Through the apprenticeship scheme, young people at the hotel are matched with an appropriate senior member of the team. Whelehan says: “When we had a new painting and decorating apprentice, we buddied him with a senior member of staff so they were working together. The apprentice’s interpretation of work is going to be different to someone who has worked here for 30 years. The benefit for the apprentice was to learn from the stories and experiences from the older colleague and vice versa. They shared experiences. This wouldn’t work with everyone, but we knew this would work well with these particular individuals.”

Engaging with Team Members

Simpson does agree that employee relationships are important, but “one of the most important aspects of staffing is ensuring everyone feels valued at all levels. Our ethos has been to create a community and family feel through the team.” Simpson has retained her core team since the hotel opened 34 years ago which is impressive. “The success of my retaining staff is being on the shop floor and managing the business 24/7, two way communication with my team and making sure they are part of the success of the hotel,” she adds.

The majority of team managers have regular one to ones with their team at the hotel. Whelehan says: “It’s vital for managers to engage with their team, get to know them and have real relationships with them. If you have ten team members, it will take a while to engage with all of them. At first, the manager initiates the one to ones, but eventually the meetings can be driven by the team member. You can’t get to that situation unless you’ve done the groundwork and developed relationships.”

Additional Benefits and Rewards

Perhaps the key to keeping staff is to recognize the hard work that they do. Fowle says: “Employees must feel valued and recognised that they are doing a job well, not just once but regularly.”

Although perks can help in the job, she does suggest that they need to be tailored to the individual. “You can’t assume everyone wants the same thing – for example, not everyone wants a discounted gym membership.”

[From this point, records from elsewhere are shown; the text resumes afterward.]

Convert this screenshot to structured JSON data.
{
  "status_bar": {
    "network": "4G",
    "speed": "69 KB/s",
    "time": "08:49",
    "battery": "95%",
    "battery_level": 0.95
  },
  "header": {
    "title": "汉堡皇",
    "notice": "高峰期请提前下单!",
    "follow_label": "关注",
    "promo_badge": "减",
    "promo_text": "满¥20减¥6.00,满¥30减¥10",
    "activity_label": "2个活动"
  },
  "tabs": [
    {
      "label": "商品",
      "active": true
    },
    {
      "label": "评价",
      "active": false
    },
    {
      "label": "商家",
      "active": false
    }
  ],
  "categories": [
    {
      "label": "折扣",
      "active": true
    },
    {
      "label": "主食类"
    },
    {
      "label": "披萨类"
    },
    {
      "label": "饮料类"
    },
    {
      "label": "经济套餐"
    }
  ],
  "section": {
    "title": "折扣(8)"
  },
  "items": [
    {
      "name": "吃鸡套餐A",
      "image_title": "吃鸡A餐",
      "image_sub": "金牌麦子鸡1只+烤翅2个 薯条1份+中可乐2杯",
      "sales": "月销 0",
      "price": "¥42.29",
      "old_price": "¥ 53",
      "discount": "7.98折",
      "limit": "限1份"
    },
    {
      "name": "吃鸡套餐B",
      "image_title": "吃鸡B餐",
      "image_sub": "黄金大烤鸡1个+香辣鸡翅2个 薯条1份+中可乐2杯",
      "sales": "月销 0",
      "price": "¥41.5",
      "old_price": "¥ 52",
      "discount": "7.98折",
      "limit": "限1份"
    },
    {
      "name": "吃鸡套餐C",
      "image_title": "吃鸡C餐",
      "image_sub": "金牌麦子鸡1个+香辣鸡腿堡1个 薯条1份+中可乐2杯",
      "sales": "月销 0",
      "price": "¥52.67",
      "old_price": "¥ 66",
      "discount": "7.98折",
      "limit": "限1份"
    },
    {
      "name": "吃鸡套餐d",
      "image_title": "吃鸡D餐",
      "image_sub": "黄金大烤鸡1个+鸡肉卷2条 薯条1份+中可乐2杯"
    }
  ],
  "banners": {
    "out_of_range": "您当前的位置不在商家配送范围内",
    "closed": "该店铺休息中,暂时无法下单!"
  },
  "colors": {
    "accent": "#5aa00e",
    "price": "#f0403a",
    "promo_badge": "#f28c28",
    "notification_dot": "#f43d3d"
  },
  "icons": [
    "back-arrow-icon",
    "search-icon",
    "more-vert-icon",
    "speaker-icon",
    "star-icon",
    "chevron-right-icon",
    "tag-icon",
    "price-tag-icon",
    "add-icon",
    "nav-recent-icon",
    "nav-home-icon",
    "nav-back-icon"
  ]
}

Employers should always look after their staff and families. “Make them feel appreciated and inspire them to increase their skills and provide the opportunities for them to move forward within the business.”